(Extracted records)
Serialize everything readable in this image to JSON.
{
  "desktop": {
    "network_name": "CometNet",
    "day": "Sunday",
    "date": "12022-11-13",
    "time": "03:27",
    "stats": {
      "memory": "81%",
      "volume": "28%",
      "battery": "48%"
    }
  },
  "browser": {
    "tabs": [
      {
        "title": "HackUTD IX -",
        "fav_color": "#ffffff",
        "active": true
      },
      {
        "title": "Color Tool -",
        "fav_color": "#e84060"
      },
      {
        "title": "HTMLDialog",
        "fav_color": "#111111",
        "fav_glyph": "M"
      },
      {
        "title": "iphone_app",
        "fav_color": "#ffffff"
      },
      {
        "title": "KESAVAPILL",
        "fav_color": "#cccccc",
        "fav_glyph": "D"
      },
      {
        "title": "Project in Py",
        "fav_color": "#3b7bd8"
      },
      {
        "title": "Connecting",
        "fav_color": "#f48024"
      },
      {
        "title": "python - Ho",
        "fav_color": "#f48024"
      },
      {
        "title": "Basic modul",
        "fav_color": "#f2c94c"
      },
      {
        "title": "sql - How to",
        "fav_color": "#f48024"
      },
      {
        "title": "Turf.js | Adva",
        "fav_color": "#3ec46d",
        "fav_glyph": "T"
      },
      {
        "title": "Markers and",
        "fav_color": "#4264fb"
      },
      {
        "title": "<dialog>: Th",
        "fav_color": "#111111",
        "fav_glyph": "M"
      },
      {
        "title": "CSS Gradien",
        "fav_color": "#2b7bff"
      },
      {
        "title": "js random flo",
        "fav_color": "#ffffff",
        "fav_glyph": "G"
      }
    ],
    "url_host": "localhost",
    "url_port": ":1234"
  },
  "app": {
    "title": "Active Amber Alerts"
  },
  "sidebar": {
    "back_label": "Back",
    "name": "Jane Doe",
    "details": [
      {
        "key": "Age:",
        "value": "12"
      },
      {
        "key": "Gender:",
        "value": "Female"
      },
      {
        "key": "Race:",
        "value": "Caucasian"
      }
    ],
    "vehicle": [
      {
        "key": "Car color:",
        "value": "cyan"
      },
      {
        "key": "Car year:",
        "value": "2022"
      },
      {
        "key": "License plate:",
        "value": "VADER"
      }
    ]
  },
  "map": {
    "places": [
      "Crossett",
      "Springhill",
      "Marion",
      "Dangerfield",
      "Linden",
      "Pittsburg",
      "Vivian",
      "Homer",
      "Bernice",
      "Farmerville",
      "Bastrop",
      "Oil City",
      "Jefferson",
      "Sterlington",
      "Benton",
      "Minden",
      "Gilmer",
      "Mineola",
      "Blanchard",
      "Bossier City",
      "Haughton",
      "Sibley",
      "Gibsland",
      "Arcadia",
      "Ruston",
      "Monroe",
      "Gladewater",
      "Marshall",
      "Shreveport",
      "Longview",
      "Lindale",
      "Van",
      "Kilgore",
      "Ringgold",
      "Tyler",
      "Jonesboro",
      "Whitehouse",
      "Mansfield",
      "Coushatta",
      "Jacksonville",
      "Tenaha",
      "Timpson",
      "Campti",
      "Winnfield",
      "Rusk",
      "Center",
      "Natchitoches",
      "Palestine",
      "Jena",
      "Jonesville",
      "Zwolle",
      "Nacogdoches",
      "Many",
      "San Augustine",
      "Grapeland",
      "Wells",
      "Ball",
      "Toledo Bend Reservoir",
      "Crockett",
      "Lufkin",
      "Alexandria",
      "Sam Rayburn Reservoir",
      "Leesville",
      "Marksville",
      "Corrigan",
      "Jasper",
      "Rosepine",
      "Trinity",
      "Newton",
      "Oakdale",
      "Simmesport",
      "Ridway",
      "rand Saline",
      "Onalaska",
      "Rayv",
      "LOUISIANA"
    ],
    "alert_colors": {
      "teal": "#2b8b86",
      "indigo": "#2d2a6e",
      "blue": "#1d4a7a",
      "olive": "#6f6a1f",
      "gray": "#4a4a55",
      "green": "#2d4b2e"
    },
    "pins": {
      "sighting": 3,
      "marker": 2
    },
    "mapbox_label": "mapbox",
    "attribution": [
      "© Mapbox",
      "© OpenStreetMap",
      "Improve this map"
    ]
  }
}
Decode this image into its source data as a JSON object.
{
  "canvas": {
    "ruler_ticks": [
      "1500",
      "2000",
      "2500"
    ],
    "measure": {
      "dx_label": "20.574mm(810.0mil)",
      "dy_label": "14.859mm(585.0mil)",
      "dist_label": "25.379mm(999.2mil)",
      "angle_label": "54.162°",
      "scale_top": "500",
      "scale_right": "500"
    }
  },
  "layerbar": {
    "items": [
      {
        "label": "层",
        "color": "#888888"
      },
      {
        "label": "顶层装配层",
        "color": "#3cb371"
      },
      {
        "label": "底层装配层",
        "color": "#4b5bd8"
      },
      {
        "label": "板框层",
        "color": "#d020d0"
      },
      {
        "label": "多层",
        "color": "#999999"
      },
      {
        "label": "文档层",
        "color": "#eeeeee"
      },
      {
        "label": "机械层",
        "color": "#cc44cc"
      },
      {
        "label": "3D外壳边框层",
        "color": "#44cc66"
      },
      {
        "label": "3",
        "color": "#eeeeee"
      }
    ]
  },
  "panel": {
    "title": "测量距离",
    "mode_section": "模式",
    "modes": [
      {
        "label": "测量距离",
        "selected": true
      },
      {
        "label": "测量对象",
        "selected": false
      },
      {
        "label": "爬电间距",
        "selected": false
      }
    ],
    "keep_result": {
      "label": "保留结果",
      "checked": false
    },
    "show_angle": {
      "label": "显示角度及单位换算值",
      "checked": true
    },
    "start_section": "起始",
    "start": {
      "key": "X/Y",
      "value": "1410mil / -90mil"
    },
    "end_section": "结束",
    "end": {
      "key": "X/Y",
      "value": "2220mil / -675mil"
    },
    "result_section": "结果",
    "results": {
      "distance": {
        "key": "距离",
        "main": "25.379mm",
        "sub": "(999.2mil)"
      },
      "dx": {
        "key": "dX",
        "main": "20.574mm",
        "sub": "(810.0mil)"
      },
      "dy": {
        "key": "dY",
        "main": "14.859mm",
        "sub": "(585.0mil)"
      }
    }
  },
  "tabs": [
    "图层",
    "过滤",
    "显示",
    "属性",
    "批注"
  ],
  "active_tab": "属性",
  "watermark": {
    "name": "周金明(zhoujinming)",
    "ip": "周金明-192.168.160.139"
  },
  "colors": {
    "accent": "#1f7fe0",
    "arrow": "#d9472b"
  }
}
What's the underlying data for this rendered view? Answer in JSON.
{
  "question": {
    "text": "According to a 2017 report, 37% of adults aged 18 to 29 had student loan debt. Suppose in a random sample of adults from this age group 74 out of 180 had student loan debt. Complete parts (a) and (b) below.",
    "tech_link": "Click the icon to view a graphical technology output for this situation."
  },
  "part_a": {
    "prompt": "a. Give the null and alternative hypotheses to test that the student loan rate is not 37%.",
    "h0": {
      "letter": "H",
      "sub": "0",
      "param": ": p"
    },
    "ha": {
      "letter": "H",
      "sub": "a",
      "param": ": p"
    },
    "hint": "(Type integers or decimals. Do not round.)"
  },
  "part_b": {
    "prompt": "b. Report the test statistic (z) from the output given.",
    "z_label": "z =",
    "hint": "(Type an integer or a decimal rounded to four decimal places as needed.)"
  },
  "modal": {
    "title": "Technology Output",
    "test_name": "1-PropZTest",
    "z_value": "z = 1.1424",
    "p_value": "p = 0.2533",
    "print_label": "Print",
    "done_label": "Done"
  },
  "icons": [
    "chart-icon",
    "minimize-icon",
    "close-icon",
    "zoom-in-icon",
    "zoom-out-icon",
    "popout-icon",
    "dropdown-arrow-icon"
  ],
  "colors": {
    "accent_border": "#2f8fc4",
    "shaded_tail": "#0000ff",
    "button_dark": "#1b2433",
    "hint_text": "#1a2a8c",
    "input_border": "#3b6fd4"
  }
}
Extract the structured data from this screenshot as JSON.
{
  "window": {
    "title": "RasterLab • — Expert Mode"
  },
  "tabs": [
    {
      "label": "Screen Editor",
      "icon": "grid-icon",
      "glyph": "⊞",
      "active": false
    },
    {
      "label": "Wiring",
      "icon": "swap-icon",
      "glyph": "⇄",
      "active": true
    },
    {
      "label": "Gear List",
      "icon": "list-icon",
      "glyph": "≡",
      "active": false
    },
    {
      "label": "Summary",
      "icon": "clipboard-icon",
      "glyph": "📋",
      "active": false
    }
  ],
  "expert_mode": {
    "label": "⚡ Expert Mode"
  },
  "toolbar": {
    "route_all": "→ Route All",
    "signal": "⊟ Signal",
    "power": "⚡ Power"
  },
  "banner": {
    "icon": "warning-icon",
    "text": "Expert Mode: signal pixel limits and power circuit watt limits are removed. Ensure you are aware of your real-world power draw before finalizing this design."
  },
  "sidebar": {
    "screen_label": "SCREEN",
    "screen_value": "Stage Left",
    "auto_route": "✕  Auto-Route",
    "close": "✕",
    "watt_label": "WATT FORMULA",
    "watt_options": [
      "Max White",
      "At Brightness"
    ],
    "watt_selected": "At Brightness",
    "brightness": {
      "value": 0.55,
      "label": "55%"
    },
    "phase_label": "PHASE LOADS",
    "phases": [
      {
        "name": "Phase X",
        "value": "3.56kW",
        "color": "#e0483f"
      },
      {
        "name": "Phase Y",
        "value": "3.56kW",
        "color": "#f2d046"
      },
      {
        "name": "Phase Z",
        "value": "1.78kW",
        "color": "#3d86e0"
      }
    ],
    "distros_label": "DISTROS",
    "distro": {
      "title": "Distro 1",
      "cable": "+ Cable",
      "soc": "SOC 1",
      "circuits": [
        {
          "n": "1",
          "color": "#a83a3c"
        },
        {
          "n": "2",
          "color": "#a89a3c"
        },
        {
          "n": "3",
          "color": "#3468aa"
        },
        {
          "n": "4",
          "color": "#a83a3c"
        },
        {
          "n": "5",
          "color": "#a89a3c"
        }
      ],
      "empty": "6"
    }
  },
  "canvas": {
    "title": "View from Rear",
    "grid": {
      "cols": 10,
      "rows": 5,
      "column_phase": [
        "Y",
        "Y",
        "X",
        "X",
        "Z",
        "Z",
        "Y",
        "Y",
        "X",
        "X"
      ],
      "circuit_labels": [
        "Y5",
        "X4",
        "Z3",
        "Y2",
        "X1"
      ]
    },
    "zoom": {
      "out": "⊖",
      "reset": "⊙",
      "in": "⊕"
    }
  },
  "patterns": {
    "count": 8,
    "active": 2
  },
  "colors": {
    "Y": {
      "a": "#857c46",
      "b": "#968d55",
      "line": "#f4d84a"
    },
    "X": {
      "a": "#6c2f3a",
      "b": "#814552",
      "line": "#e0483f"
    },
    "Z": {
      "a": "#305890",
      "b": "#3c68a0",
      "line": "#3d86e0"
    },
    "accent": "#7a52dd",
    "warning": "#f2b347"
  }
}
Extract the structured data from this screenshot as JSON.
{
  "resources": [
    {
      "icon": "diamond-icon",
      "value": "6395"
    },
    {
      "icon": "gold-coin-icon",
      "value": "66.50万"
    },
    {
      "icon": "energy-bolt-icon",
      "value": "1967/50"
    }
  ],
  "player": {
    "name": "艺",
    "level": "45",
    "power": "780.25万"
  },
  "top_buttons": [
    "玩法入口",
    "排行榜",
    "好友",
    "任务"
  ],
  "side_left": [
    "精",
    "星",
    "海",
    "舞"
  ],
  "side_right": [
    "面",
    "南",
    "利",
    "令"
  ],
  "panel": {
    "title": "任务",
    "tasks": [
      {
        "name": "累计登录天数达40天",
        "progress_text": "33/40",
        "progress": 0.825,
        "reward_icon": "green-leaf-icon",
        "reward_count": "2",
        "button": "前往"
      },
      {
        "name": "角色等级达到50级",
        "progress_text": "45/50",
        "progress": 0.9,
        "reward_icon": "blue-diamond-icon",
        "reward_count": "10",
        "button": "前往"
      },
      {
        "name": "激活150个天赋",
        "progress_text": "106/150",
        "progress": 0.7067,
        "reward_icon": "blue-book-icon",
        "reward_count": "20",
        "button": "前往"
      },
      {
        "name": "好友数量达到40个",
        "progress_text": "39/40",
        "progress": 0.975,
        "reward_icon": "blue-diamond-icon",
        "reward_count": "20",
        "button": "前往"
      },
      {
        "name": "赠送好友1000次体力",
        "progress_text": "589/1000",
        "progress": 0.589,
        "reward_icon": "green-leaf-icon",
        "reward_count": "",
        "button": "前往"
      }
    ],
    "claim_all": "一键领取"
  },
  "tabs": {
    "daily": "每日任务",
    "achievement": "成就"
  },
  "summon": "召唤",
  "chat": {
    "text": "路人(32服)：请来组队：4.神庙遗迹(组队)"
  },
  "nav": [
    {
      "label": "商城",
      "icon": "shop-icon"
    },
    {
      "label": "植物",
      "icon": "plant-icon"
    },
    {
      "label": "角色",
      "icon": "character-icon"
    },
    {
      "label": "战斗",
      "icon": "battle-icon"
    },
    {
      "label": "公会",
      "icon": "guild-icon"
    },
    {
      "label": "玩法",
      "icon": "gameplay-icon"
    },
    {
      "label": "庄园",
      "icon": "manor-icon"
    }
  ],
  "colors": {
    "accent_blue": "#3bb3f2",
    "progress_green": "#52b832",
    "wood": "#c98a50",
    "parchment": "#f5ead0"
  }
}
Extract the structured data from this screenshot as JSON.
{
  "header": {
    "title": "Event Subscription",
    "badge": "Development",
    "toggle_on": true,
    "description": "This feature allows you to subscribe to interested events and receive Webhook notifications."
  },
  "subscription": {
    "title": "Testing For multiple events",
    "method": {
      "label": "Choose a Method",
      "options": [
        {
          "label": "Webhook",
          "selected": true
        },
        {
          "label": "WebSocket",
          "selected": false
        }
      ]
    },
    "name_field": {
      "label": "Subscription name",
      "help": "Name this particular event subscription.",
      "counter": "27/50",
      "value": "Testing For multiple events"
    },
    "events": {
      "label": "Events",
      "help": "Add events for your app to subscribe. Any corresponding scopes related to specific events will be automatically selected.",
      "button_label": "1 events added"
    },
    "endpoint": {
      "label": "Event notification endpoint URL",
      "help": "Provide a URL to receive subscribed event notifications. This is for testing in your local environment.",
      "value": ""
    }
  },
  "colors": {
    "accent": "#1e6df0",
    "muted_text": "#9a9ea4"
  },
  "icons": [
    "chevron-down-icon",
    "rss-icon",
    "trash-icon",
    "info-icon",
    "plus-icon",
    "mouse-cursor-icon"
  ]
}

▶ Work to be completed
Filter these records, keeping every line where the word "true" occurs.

▶ Answer space
        "active": true
        "selected": true
      "checked": true
      "active": true
    "toggle_on": true,
          "selected": true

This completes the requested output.